So what makes coworking spaces appealing to independent contractors, startups and large companies? In a word: flexibility.

A lone freelancer can work quietly in a dedicated workspace or sit in an open area alongside other “members” in order to share ideas and seek advice. For the founder of a startup, there is likely someone from a company at a similar stage of development willing to talk strategy. Then, as your startup grows, you simply add the cost of another desk, rather than try to plan space needs in advance.

But why do large companies such as Dell, General Electric, Microsoft, Bank of America and Salesforce.com move into coworking centers? For some it’s the chance to test a new market without a large initial investment or time spent finding the perfect location. Also, many large companies have come to see coworking as a means of attracting and retaining top talent. Coworking centers offer amenities, networking opportunities and thought leadership workshops that knowledge workers want.

Coworking and Commercial Real Estate

The flexibility that coworking options provide equates to great potential for the commercial real estate industry. For tenants, there is no longer the challenge of planning space needs years at a time. They can abandon the five or 10-year lease in favor of simply adding another desk for each new employee. Also, because coworking centers already have IT infrastructure as well as in-office amenities, tenants are free to focus on developing and selling their products and services.

But how does this translate into an advantage for landlords? After all, a 10-year lease on a space provides steady, long-term revenue and predictable returns for investors. Actually, there are several advantages.

First, coworking is better able to withstand a future economic downturn. In fact, the recession of 2008 that caused many companies to downsize is partially responsible for the rise in coworking. Now, shared spaces are denser than the average office.

Secondly, by incorporating coworking space, a building owner is following demand and investing in a portion of the workforce that will continue to grow.
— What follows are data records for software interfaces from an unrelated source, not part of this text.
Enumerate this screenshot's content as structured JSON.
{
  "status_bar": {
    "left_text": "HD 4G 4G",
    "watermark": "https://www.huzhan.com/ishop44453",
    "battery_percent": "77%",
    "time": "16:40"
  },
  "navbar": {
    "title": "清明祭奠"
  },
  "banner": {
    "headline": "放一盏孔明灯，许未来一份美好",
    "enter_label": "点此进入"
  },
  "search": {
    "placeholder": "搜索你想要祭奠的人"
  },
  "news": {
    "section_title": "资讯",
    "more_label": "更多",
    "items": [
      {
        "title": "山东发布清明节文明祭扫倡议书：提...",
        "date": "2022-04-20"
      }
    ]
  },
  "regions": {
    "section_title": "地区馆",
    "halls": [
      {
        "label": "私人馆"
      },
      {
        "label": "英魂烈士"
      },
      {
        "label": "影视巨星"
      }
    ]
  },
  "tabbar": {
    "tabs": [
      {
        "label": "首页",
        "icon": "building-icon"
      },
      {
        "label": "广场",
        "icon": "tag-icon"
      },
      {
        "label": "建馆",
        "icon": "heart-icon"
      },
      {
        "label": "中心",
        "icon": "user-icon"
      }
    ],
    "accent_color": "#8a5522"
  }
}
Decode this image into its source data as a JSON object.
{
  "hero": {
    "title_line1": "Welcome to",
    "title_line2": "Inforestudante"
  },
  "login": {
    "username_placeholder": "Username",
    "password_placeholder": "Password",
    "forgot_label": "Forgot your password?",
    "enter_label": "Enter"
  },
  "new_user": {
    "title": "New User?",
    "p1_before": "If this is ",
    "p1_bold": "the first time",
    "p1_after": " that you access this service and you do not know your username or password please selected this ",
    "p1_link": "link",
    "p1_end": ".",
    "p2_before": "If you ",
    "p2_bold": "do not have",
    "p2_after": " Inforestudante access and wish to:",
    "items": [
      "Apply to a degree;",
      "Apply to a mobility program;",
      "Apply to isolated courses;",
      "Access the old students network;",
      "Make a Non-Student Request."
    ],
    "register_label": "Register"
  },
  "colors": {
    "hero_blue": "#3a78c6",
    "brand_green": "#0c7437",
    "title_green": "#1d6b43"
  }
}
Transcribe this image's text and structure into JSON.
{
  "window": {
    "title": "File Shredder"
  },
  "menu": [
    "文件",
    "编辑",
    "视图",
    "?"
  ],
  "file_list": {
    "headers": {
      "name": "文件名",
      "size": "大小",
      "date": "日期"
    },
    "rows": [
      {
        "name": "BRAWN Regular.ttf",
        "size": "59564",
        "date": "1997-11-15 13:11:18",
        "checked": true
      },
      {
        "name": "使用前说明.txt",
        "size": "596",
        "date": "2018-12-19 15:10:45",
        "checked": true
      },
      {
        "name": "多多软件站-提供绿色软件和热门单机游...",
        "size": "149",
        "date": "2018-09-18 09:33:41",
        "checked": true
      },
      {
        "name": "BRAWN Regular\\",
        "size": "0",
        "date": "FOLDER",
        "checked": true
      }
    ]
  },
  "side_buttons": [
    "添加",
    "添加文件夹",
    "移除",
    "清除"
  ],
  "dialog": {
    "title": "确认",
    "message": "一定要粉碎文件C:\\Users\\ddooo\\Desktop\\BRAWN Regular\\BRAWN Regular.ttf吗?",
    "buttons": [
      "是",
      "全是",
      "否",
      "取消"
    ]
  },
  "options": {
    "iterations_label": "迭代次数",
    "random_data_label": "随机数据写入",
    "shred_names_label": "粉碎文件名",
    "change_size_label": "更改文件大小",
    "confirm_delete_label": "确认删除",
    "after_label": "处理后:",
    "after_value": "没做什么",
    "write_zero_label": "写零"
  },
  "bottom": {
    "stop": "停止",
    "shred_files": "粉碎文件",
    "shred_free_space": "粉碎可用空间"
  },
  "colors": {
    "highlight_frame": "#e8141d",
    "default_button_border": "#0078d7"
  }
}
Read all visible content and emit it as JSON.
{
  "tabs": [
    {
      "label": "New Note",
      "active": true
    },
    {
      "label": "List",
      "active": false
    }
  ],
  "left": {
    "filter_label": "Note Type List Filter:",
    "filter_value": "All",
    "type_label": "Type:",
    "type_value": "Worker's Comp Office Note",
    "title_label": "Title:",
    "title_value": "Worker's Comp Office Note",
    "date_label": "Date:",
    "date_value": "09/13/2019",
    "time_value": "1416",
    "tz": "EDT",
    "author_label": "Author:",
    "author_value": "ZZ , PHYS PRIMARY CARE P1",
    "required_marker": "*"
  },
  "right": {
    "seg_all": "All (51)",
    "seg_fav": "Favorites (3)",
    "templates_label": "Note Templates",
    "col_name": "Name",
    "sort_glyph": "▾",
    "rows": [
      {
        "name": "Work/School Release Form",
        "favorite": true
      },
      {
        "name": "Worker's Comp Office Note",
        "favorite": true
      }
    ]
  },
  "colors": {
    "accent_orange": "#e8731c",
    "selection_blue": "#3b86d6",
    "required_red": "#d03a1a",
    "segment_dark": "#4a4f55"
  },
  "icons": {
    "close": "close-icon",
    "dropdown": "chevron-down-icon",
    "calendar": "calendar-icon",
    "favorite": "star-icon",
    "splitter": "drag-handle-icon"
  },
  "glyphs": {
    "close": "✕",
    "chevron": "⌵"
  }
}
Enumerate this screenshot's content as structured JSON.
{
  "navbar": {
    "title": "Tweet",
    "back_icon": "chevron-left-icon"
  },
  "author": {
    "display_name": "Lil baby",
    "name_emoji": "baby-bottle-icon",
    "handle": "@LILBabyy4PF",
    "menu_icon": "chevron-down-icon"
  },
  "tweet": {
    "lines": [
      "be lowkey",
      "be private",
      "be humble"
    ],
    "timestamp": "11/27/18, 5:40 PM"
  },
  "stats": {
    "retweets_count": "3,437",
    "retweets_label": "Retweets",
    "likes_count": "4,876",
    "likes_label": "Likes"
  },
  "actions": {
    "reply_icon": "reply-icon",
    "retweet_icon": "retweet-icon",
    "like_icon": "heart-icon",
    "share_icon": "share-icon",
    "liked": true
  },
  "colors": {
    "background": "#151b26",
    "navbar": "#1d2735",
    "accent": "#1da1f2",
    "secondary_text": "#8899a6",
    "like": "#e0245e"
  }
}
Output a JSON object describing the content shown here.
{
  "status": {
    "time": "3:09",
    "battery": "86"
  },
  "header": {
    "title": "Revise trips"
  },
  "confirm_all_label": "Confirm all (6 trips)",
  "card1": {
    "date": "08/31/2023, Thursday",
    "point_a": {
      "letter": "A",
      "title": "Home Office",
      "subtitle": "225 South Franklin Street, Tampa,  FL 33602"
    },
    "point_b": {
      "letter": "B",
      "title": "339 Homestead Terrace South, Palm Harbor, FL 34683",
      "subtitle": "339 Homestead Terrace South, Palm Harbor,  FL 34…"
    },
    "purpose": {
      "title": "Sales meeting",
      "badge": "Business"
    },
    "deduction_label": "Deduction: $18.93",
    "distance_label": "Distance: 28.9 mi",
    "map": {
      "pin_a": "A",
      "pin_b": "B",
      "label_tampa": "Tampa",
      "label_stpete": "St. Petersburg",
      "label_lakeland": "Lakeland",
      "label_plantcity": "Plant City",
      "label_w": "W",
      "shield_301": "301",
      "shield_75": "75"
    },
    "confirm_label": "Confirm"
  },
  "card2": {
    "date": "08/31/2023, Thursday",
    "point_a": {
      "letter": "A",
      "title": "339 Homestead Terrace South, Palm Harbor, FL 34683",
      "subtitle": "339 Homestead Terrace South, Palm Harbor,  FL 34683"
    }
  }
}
Millennials are expected to make up 50 percent of the workforce by 2020 and 75 percent by 2030. Not that millennials are the only ones coworking, but they do constitute the majority of centers’ memberships.

Third, leasing vacant space to a coworking office firm is an excellent way to increase income. According to Deskmag, the average coworking space can yield two to three times more revenue per square foot than a traditional space.

Finally, CRE investors and building owners should look at coworking spaces as breeding grounds for future tenants. A startup that might have been a high-risk tenant initially will have time to grow. Then, once they are established and after they’ve come to appreciate your building, they may be ready to sign a long-term lease.

What’s On the Coworking Horizon?

Every day across the country there are thousands of vacant spaces that could be used for coworking. They’re called restaurants.

A recent article from Restaurant Hospitality reported that startups like Kettlespace and Spacious are doing for restaurants in New York City and San Francisco what WeWork has done for office space. Dining rooms that sat empty from 8 am to 5 pm now have freelancers and telecommute workers setting up shop for a few hours. It’s an easy way for a restaurant that only serves dinner to make some additional money.

What about lunch? Some dinner service restaurants offer food for coworkers. Restaurants that serve all day often keep a front room open for lunch patrons, while serving coworkers at the back of the space.

Whether in an office building or a restaurant, coworking spaces will remain a force for years to come. Commercial real estate investors, property owners and industry professionals should view them as beneficial amenities in their buildings.

 

The information contained in this article is general in nature and should not be construed as financial, tax or legal advice.  As with any financial or legal matter, consult your tax advisor and legal counsel.